Stored items
····················

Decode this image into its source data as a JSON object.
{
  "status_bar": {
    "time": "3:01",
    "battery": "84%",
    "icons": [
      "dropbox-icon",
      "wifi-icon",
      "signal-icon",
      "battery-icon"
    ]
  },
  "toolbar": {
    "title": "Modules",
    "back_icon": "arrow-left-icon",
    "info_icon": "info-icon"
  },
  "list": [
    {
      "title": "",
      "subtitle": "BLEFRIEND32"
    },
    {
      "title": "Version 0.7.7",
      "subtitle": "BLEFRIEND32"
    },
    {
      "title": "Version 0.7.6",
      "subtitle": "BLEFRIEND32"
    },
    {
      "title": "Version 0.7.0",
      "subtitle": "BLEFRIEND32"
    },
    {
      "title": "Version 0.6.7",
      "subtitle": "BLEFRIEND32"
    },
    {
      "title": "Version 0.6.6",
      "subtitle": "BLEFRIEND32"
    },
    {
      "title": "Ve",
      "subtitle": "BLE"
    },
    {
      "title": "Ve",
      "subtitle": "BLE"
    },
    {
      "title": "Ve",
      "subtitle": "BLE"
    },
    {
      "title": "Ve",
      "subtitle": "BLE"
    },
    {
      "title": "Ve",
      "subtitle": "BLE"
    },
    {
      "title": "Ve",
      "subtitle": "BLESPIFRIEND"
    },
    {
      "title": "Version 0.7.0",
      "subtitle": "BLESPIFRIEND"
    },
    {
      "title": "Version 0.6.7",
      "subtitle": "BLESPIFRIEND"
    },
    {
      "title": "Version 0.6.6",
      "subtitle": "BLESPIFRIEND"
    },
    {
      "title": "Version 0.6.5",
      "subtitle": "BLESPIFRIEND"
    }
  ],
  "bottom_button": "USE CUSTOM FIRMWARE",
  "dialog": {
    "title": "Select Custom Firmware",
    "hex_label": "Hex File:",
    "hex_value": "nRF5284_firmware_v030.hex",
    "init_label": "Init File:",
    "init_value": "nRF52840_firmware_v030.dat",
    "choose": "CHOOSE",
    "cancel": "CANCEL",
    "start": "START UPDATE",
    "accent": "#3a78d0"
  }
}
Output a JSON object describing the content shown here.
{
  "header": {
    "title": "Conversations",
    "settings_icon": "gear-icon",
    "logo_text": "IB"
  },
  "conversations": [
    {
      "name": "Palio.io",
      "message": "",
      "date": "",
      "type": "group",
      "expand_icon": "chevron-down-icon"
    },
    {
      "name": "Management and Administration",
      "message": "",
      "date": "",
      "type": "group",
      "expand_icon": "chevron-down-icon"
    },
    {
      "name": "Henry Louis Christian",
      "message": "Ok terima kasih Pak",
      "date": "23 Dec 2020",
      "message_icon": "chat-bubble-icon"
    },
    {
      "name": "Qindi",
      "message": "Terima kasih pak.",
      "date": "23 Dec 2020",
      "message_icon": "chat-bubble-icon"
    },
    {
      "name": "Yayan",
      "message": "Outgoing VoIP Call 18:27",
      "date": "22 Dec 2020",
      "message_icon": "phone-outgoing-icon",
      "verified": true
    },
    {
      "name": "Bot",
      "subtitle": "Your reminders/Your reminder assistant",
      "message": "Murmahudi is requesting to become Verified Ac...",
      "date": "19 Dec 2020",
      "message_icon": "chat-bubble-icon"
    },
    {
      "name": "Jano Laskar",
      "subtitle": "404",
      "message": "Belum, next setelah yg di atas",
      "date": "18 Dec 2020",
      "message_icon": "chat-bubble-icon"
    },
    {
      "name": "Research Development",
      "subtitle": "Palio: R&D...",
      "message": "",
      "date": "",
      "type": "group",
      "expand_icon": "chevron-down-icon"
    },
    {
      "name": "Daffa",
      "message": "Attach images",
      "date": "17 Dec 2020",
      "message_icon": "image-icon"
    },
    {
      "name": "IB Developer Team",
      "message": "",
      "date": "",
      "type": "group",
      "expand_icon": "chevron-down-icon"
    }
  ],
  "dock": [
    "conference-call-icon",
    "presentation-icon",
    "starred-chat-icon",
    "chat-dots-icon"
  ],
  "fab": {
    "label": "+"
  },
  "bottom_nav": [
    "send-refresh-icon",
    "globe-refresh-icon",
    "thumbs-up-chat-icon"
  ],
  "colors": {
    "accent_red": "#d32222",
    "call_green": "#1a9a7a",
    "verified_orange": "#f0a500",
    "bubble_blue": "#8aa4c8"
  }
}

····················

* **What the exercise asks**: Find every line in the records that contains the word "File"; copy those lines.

* **Result of this exercise**:
    "hex_label": "Hex File:",
    "init_label": "Init File:",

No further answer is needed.